= Beginning of Section =

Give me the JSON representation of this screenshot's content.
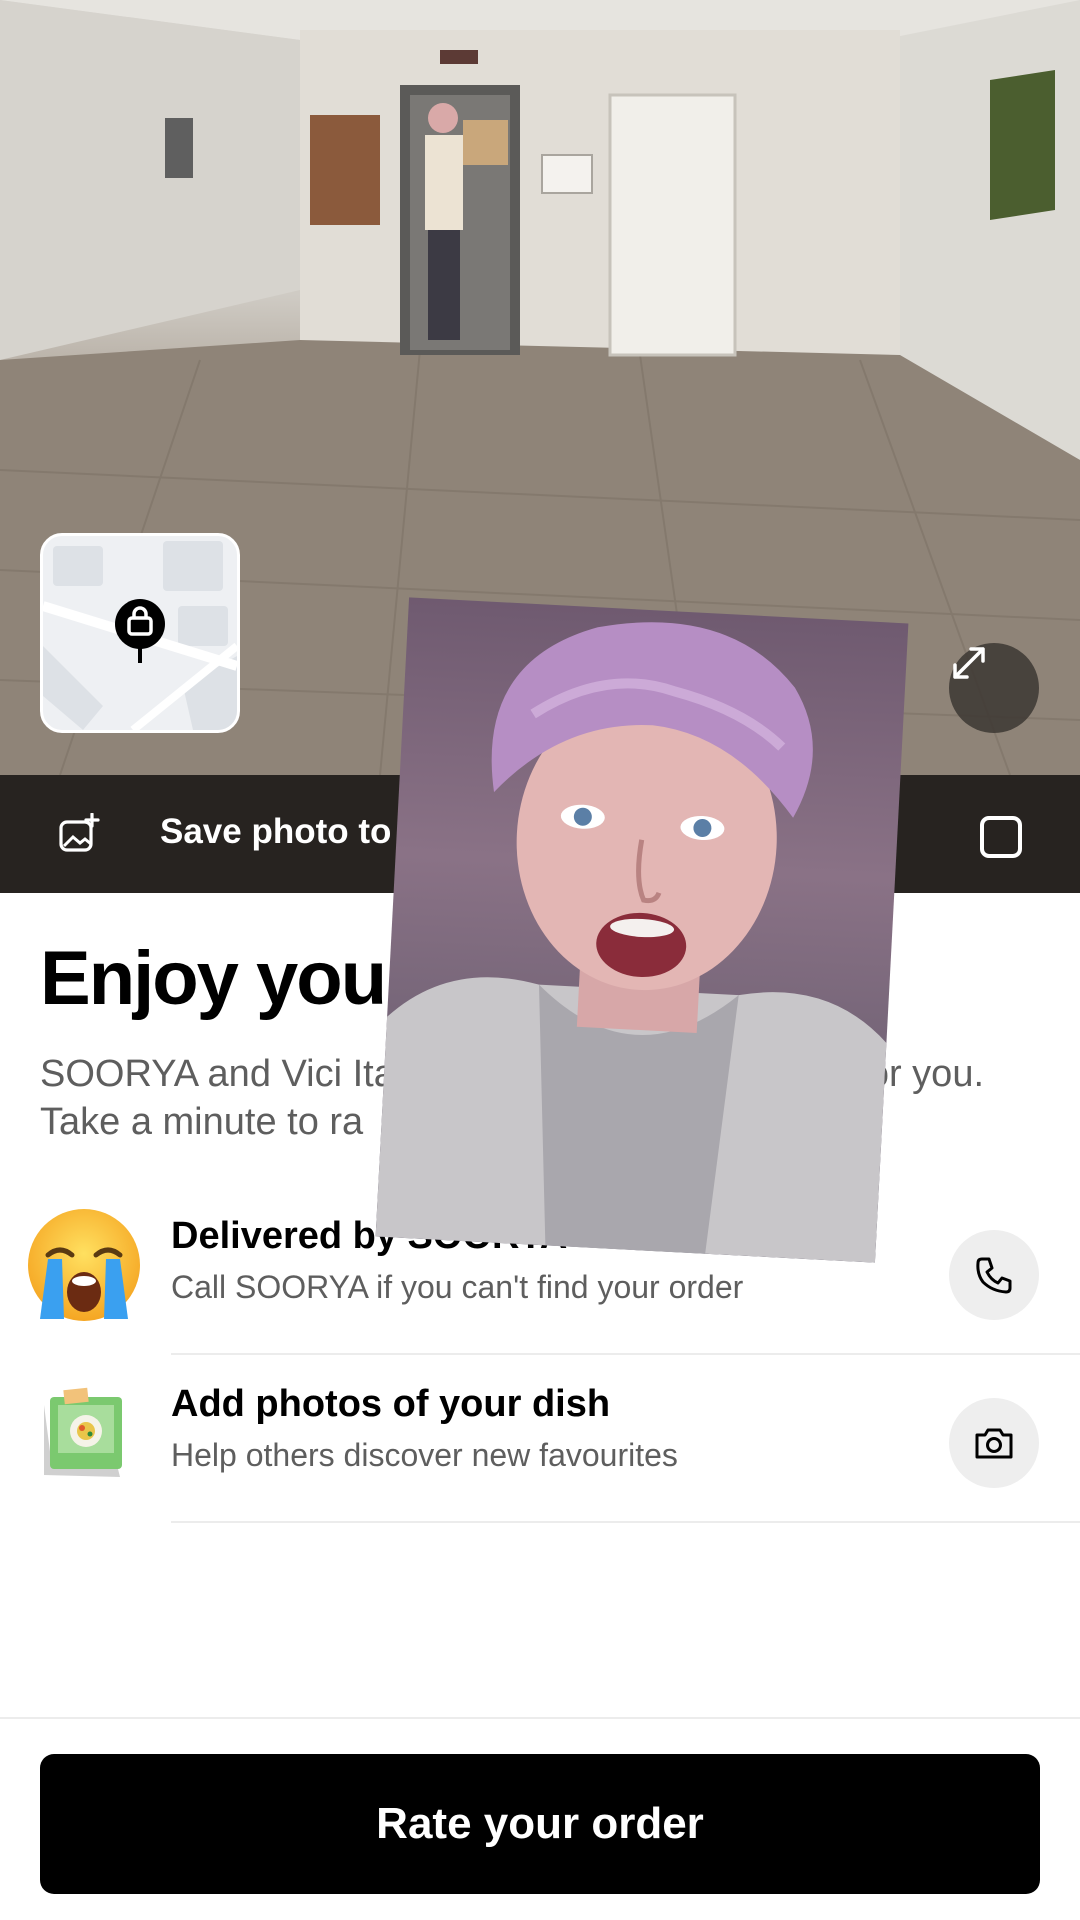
{
  "photo": {
    "map_thumb_icon": "bag-pin-icon",
    "expand_icon": "expand-arrows-icon"
  },
  "save_bar": {
    "icon": "add-image-icon",
    "label": "Save photo to g",
    "checkbox_checked": false
  },
  "content": {
    "title": "Enjoy your",
    "subtitle_line1": "SOORYA and Vici Ita                                         c for you.",
    "subtitle_line2": "Take a minute to ra"
  },
  "rows": [
    {
      "title": "Delivered by SOORYA",
      "subtitle": "Call SOORYA if you can't find your order",
      "icon": "crying-face-emoji",
      "action_icon": "phone-icon"
    },
    {
      "title": "Add photos of your dish",
      "subtitle": "Help others discover new favourites",
      "icon": "dish-photo-icon",
      "action_icon": "camera-icon"
    }
  ],
  "rate_button": {
    "label": "Rate your order"
  }
}
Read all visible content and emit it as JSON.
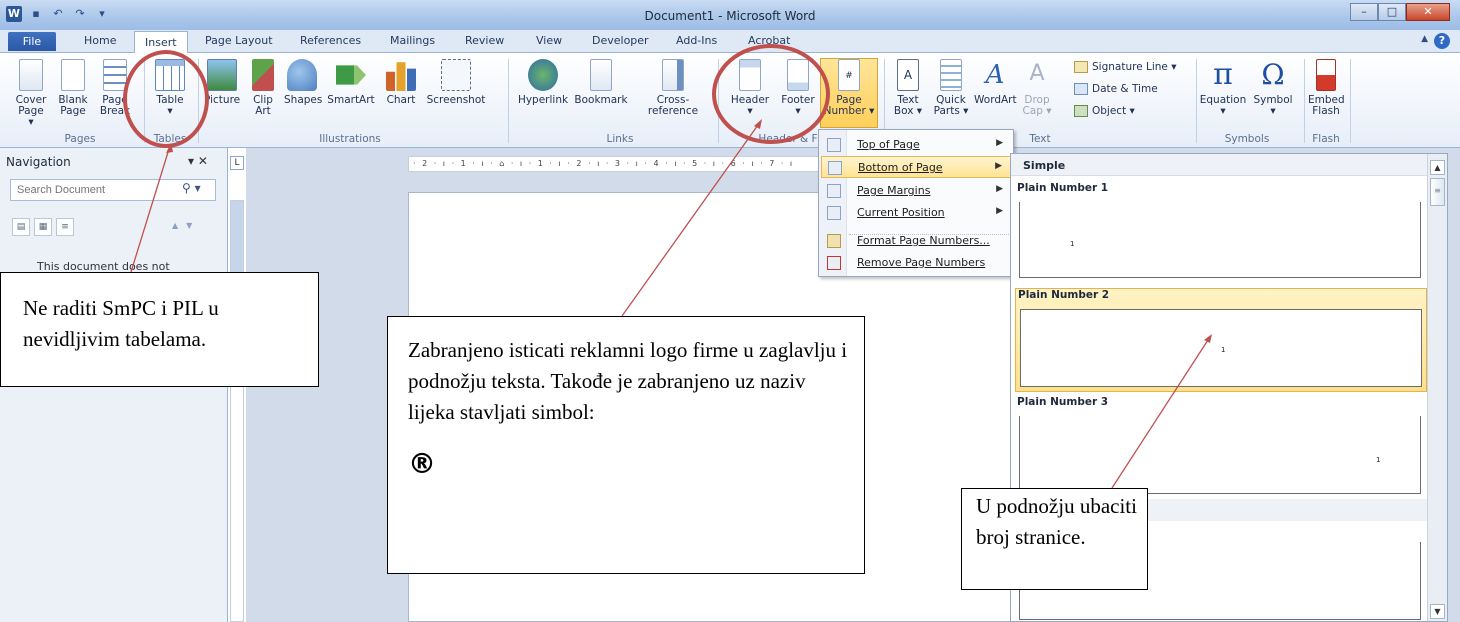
{
  "window": {
    "title": "Document1 - Microsoft Word"
  },
  "tabs": [
    "File",
    "Home",
    "Insert",
    "Page Layout",
    "References",
    "Mailings",
    "Review",
    "View",
    "Developer",
    "Add-Ins",
    "Acrobat"
  ],
  "ribbon": {
    "pages": {
      "cover_l1": "Cover",
      "cover_l2": "Page ▾",
      "blank_l1": "Blank",
      "blank_l2": "Page",
      "break_l1": "Page",
      "break_l2": "Break",
      "label": "Pages"
    },
    "tables": {
      "table_l1": "Table",
      "table_l2": "▾",
      "label": "Tables"
    },
    "illustrations": {
      "picture": "Picture",
      "clip_l1": "Clip",
      "clip_l2": "Art",
      "shapes": "Shapes",
      "smartart": "SmartArt",
      "chart": "Chart",
      "screenshot": "Screenshot",
      "label": "Illustrations"
    },
    "links": {
      "hyperlink": "Hyperlink",
      "bookmark": "Bookmark",
      "crossref": "Cross-reference",
      "label": "Links"
    },
    "header_footer": {
      "header": "Header",
      "footer": "Footer",
      "page_l1": "Page",
      "page_l2": "Number ▾",
      "label": "Header & F"
    },
    "text": {
      "textbox_l1": "Text",
      "textbox_l2": "Box ▾",
      "quick_l1": "Quick",
      "quick_l2": "Parts ▾",
      "wordart": "WordArt",
      "drop_l1": "Drop",
      "drop_l2": "Cap ▾",
      "signature": "Signature Line ▾",
      "datetime": "Date & Time",
      "object": "Object ▾",
      "label": "Text"
    },
    "symbols": {
      "equation": "Equation",
      "symbol": "Symbol",
      "label": "Symbols"
    },
    "flash": {
      "embed_l1": "Embed",
      "embed_l2": "Flash",
      "label": "Flash"
    }
  },
  "navigation": {
    "title": "Navigation",
    "search_placeholder": "Search Document",
    "message": "This document does not"
  },
  "page_number_menu": {
    "items": [
      {
        "label": "Top of Page",
        "submenu": true
      },
      {
        "label": "Bottom of Page",
        "submenu": true,
        "highlighted": true
      },
      {
        "label": "Page Margins",
        "submenu": true
      },
      {
        "label": "Current Position",
        "submenu": true
      },
      {
        "label": "Format Page Numbers...",
        "submenu": false
      },
      {
        "label": "Remove Page Numbers",
        "submenu": false
      }
    ]
  },
  "gallery": {
    "section": "Simple",
    "items": [
      {
        "title": "Plain Number 1",
        "number": "1"
      },
      {
        "title": "Plain Number 2",
        "number": "1",
        "selected": true
      },
      {
        "title": "Plain Number 3",
        "number": "1"
      }
    ]
  },
  "annotations": {
    "tables_note": "Ne raditi SmPC i PIL u nevidljivim tabelama.",
    "header_note": "Zabranjeno isticati reklamni logo firme u zaglavlju i podnožju teksta. Takođe je zabranjeno uz naziv lijeka stavljati simbol:",
    "header_symbol": "®",
    "footer_note": "U podnožju ubaciti broj stranice.",
    "accent_color": "#c0504d"
  },
  "ruler_text": "· 2 · ı · 1 · ı · ⌂ · ı · 1 · ı · 2 · ı · 3 · ı · 4 · ı · 5 · ı · 6 · ı · 7 · ı"
}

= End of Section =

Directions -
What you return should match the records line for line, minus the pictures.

Task solution -
Give me the JSON representation of this screenshot's content.
{
  "photo": {
    "map_thumb_icon": "bag-pin-icon",
    "expand_icon": "expand-arrows-icon"
  },
  "save_bar": {
    "icon": "add-image-icon",
    "label": "Save photo to g",
    "checkbox_checked": false
  },
  "content": {
    "title": "Enjoy your",
    "subtitle_line1": "SOORYA and Vici Ita                                         c for you.",
    "subtitle_line2": "Take a minute to ra"
  },
  "rows": [
    {
      "title": "Delivered by SOORYA",
      "subtitle": "Call SOORYA if you can't find your order",
      "icon": "crying-face-emoji",
      "action_icon": "phone-icon"
    },
    {
      "title": "Add photos of your dish",
      "subtitle": "Help others discover new favourites",
      "icon": "dish-photo-icon",
      "action_icon": "camera-icon"
    }
  ],
  "rate_button": {
    "label": "Rate your order"
  }
}
Read all visible content and emit it as JSON.
{
  "window": {
    "title": "Document1 - Microsoft Word"
  },
  "tabs": [
    "File",
    "Home",
    "Insert",
    "Page Layout",
    "References",
    "Mailings",
    "Review",
    "View",
    "Developer",
    "Add-Ins",
    "Acrobat"
  ],
  "ribbon": {
    "pages": {
      "cover_l1": "Cover",
      "cover_l2": "Page ▾",
      "blank_l1": "Blank",
      "blank_l2": "Page",
      "break_l1": "Page",
      "break_l2": "Break",
      "label": "Pages"
    },
    "tables": {
      "table_l1": "Table",
      "table_l2": "▾",
      "label": "Tables"
    },
    "illustrations": {
      "picture": "Picture",
      "clip_l1": "Clip",
      "clip_l2": "Art",
      "shapes": "Shapes",
      "smartart": "SmartArt",
      "chart": "Chart",
      "screenshot": "Screenshot",
      "label": "Illustrations"
    },
    "links": {
      "hyperlink": "Hyperlink",
      "bookmark": "Bookmark",
      "crossref": "Cross-reference",
      "label": "Links"
    },
    "header_footer": {
      "header": "Header",
      "footer": "Footer",
      "page_l1": "Page",
      "page_l2": "Number ▾",
      "label": "Header & F"
    },
    "text": {
      "textbox_l1": "Text",
      "textbox_l2": "Box ▾",
      "quick_l1": "Quick",
      "quick_l2": "Parts ▾",
      "wordart": "WordArt",
      "drop_l1": "Drop",
      "drop_l2": "Cap ▾",
      "signature": "Signature Line ▾",
      "datetime": "Date & Time",
      "object": "Object ▾",
      "label": "Text"
    },
    "symbols": {
      "equation": "Equation",
      "symbol": "Symbol",
      "label": "Symbols"
    },
    "flash": {
      "embed_l1": "Embed",
      "embed_l2": "Flash",
      "label": "Flash"
    }
  },
  "navigation": {
    "title": "Navigation",
    "search_placeholder": "Search Document",
    "message": "This document does not"
  },
  "page_number_menu": {
    "items": [
      {
        "label": "Top of Page",
        "submenu": true
      },
      {
        "label": "Bottom of Page",
        "submenu": true,
        "highlighted": true
      },
      {
        "label": "Page Margins",
        "submenu": true
      },
      {
        "label": "Current Position",
        "submenu": true
      },
      {
        "label": "Format Page Numbers...",
        "submenu": false
      },
      {
        "label": "Remove Page Numbers",
        "submenu": false
      }
    ]
  },
  "gallery": {
    "section": "Simple",
    "items": [
      {
        "title": "Plain Number 1",
        "number": "1"
      },
      {
        "title": "Plain Number 2",
        "number": "1",
        "selected": true
      },
      {
        "title": "Plain Number 3",
        "number": "1"
      }
    ]
  },
  "annotations": {
    "tables_note": "Ne raditi SmPC i PIL u nevidljivim tabelama.",
    "header_note": "Zabranjeno isticati reklamni logo firme u zaglavlju i podnožju teksta. Takođe je zabranjeno uz naziv lijeka stavljati simbol:",
    "header_symbol": "®",
    "footer_note": "U podnožju ubaciti broj stranice.",
    "accent_color": "#c0504d"
  },
  "ruler_text": "· 2 · ı · 1 · ı · ⌂ · ı · 1 · ı · 2 · ı · 3 · ı · 4 · ı · 5 · ı · 6 · ı · 7 · ı"
}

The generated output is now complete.